With the win, the 30-year-old Diaz moves to 20-10; the 27-year-old McGregor, who hadn’t lost since 2010, falls to 19-3. All losses were by submission.
McGregor Dared to be Great - Nothing Wrong with That
In 1975, when the 41st round of combat between Muhammad Ali and Joe Frazier was done, capped off by their epic third bout, better known as the “Thrilla in Manila,” two of the greatest heavyweight boxers ever let their guard down after punishing each other physically and verbally for years.
"I always bring out the best in the men I fight, but Joe Frazier, I'll tell the world right now, brings out the best in me," Ali said. "I'm gonna tell ya, that's one helluva man, and God bless him."
"Man, I hit him with punches that'd bring down the walls of a city," Frazier countered. "Lawdy, Lawdy, he's a great champion."
That’s what sharing a ring or Octagon can do, whether it’s five rounds or five minutes, and that was the case Saturday night after Nate Diaz’ stirring second-round submission of Conor McGregor. Sure, their battle was no “Thrilla,” but it was a thriller in its own right, filled with twists and turns, blood and drama, and finally, a sudden and spectacular finish. And with the final verdict rendered, McGregor and Diaz, filled with all sorts of acrimony toward each other before fight night, shook hands and gave each other the respect only fighters know.
A day later, the buzz has only grown louder about the result, much of it about the apparent “fall” of the UFC featherweight champion from Ireland. But McGregor, who was making his welterweight debut, is not making excuses, not stealing anything away from the biggest win of his opponent’s career, his most telling statement being the simplest.
“I took a chance to move up in weight and it didn’t work.”
It didn’t, but oh, what a chance he took. In boxing, a move from 145 pounds to 170 pounds constitutes a jump of four weight classes. In the UFC, the leap is no less daunting, especially when it comes on less than two weeks’ notice against a seasoned veteran who competed on the highest level of the sport four times previously.
Nate Diaz was no joke, and he proved it once more, as the punches that felled featherweights bloodied and bruised him, but refused to dent his chin. And once the punches of a welterweight began to break McGregor’s defense, the 27-year-old was in a place he had never been in since joining the UFC roster in 2013.

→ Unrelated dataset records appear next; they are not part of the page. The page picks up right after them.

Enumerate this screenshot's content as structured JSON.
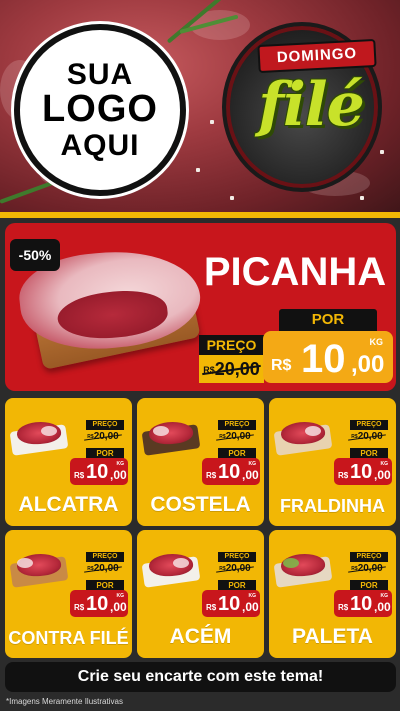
{
  "hero": {
    "logo_lines": [
      "SUA",
      "LOGO",
      "AQUI"
    ],
    "badge_top": "DOMINGO",
    "badge_word": "filé"
  },
  "featured": {
    "discount": "-50%",
    "name": "PICANHA",
    "preco_label": "PREÇO",
    "old_currency": "R$",
    "old_value": "20,00",
    "por_label": "POR",
    "new_currency": "R$",
    "new_int": "10",
    "new_dec": ",00",
    "unit": "KG"
  },
  "products": [
    {
      "name": "ALCATRA",
      "preco_label": "PREÇO",
      "old_currency": "R$",
      "old_value": "20,00",
      "por_label": "POR",
      "currency": "R$",
      "int": "10",
      "dec": ",00",
      "unit": "KG"
    },
    {
      "name": "COSTELA",
      "preco_label": "PREÇO",
      "old_currency": "R$",
      "old_value": "20,00",
      "por_label": "POR",
      "currency": "R$",
      "int": "10",
      "dec": ",00",
      "unit": "KG"
    },
    {
      "name": "FRALDINHA",
      "preco_label": "PREÇO",
      "old_currency": "R$",
      "old_value": "20,00",
      "por_label": "POR",
      "currency": "R$",
      "int": "10",
      "dec": ",00",
      "unit": "KG"
    },
    {
      "name": "CONTRA FILÉ",
      "preco_label": "PREÇO",
      "old_currency": "R$",
      "old_value": "20,00",
      "por_label": "POR",
      "currency": "R$",
      "int": "10",
      "dec": ",00",
      "unit": "KG"
    },
    {
      "name": "ACÉM",
      "preco_label": "PREÇO",
      "old_currency": "R$",
      "old_value": "20,00",
      "por_label": "POR",
      "currency": "R$",
      "int": "10",
      "dec": ",00",
      "unit": "KG"
    },
    {
      "name": "PALETA",
      "preco_label": "PREÇO",
      "old_currency": "R$",
      "old_value": "20,00",
      "por_label": "POR",
      "currency": "R$",
      "int": "10",
      "dec": ",00",
      "unit": "KG"
    }
  ],
  "footer": {
    "cta": "Crie seu encarte com este tema!",
    "disclaimer": "*Imagens Meramente Ilustrativas"
  },
  "colors": {
    "red": "#c8161c",
    "yellow": "#f2b705",
    "orange": "#f4a915",
    "dark": "#111111",
    "badge_green": "#c8e22a"
  }
}
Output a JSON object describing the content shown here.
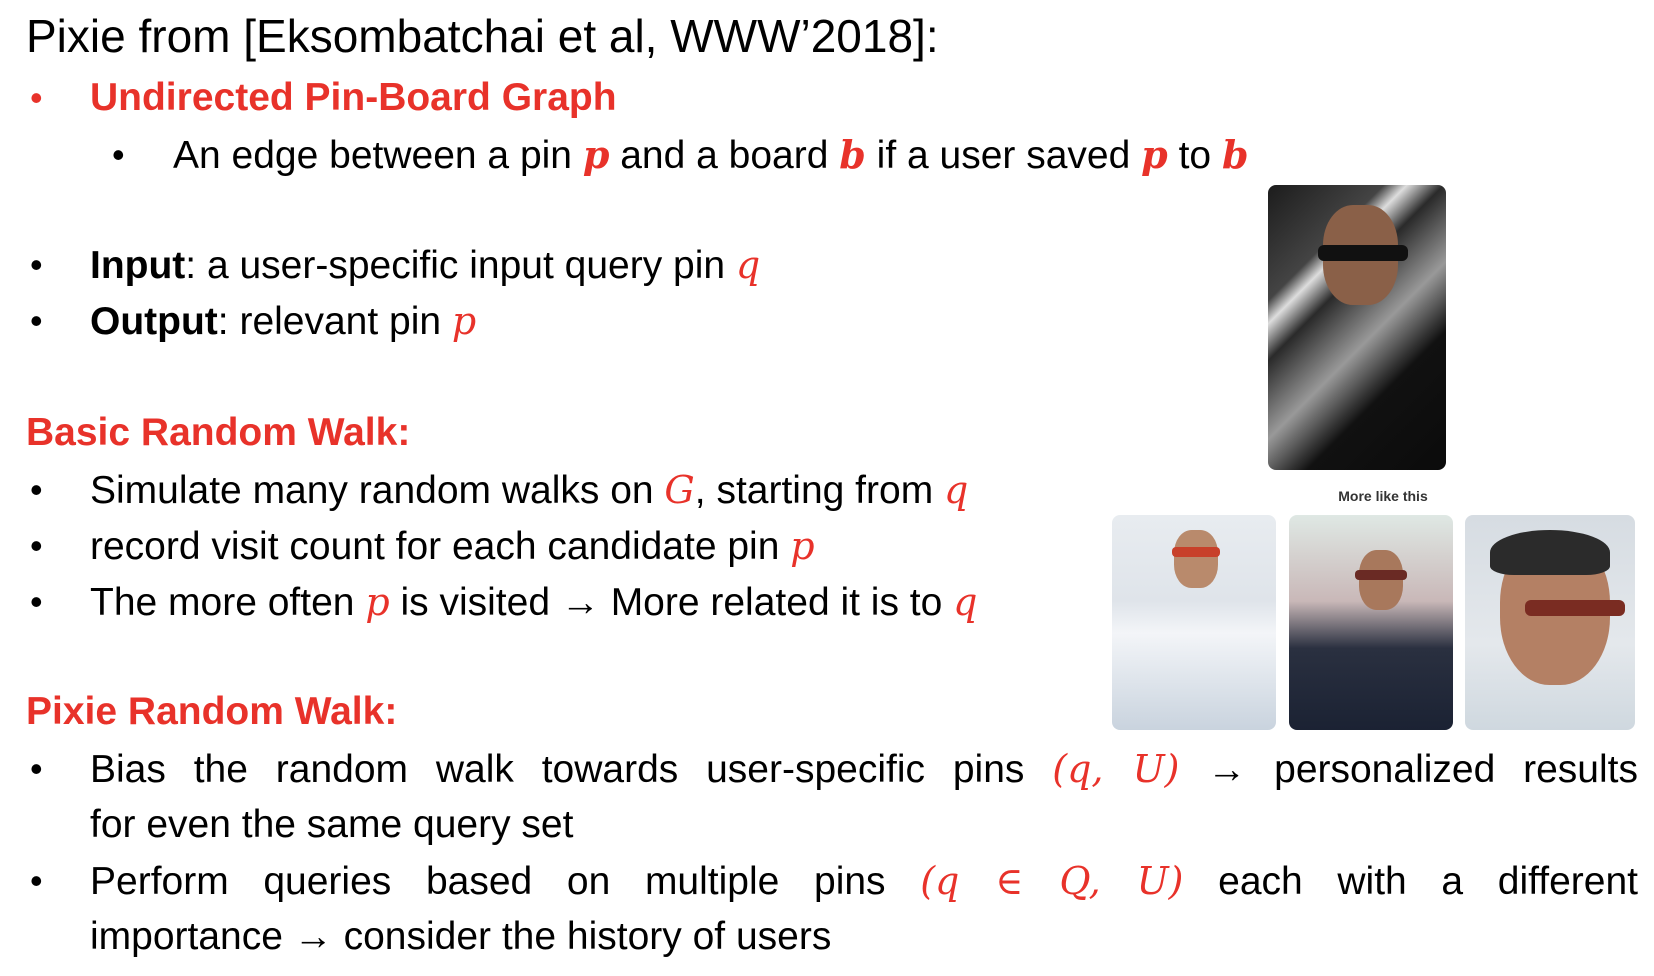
{
  "title": "Pixie from [Eksombatchai et al, WWW’2018]:",
  "bullet_char": "•",
  "section1": {
    "heading": "Undirected Pin-Board Graph",
    "sub": {
      "t1": "An edge between a pin ",
      "p": "p",
      "t2": " and a board ",
      "b": "b",
      "t3": " if a user saved ",
      "p2": "p",
      "t4": " to ",
      "b2": "b"
    }
  },
  "input": {
    "label": "Input",
    "text": ": a user-specific input query pin ",
    "var": "q"
  },
  "output": {
    "label": "Output",
    "text": ": relevant pin ",
    "var": "p"
  },
  "basic": {
    "heading": "Basic Random Walk:",
    "b1": {
      "t1": "Simulate many random walks on ",
      "G": "G",
      "t2": ", starting from ",
      "q": "q"
    },
    "b2": {
      "t1": "record visit count for each candidate pin ",
      "p": "p"
    },
    "b3": {
      "t1": "The more often ",
      "p": "p",
      "t2": " is visited → More related it is to ",
      "q": "q"
    }
  },
  "pixie": {
    "heading": "Pixie Random Walk:",
    "b1": {
      "t1": "Bias the random walk towards user-specific pins ",
      "math": "(q, U)",
      "t2": " → personalized results",
      "t3": "for even the same query set"
    },
    "b2": {
      "t1": "Perform queries based on multiple pins ",
      "math": "(q ∈ Q, U)",
      "t2": " each with a different",
      "t3": "importance → consider the history of users"
    }
  },
  "figure": {
    "caption": "More like this"
  },
  "colors": {
    "accent": "#e8322a"
  }
}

Yet that was the beauty of the fight and of McGregor’s willingness to dare to be great. Long seen by many as a character, created by the media and the Irish fans who will follow him anywhere, there is no disputing what he put on the line last Saturday when he didn’t have to. He could have easily decided to sit out once Dos Anjos was injured and wait for a spot on July’s UFC 200 card. He could have chosen, months earlier, to remain at 145 pounds. It’s not fair to say that was playing it safe, but it is accurate to say that with his attempt to move up to welterweight, he was doing what few would expect a “media creation” to do.
But it’s what fighters do, and while McGregor is more than adept at talking the talk, when it comes to taking risks in the fight game, he doesn’t see what others see. In fact, he doesn’t even consider risk, something confirmed by his friend and main training partner Artem Lobov.
“He is just a fighter,” Lobov said last week. “He is a true martial artist, and martial arts isn't about weight classes. If anything, it's about a smaller guy being able to beat the larger opponent. This is how martial arts was invented. So his attitude is f**k the weight classes, forget all that. Just get in there and fight. Do what you're trained to do.”
McGregor did that Saturday night. He dared. He fought. He lost. Many have celebrated. Many have called him a hype job. He’s not. He’s human. And like Ali after losing to Frazier in their first fight in 1971, he may end up being even more popular before.
Why? Because perfection is boring.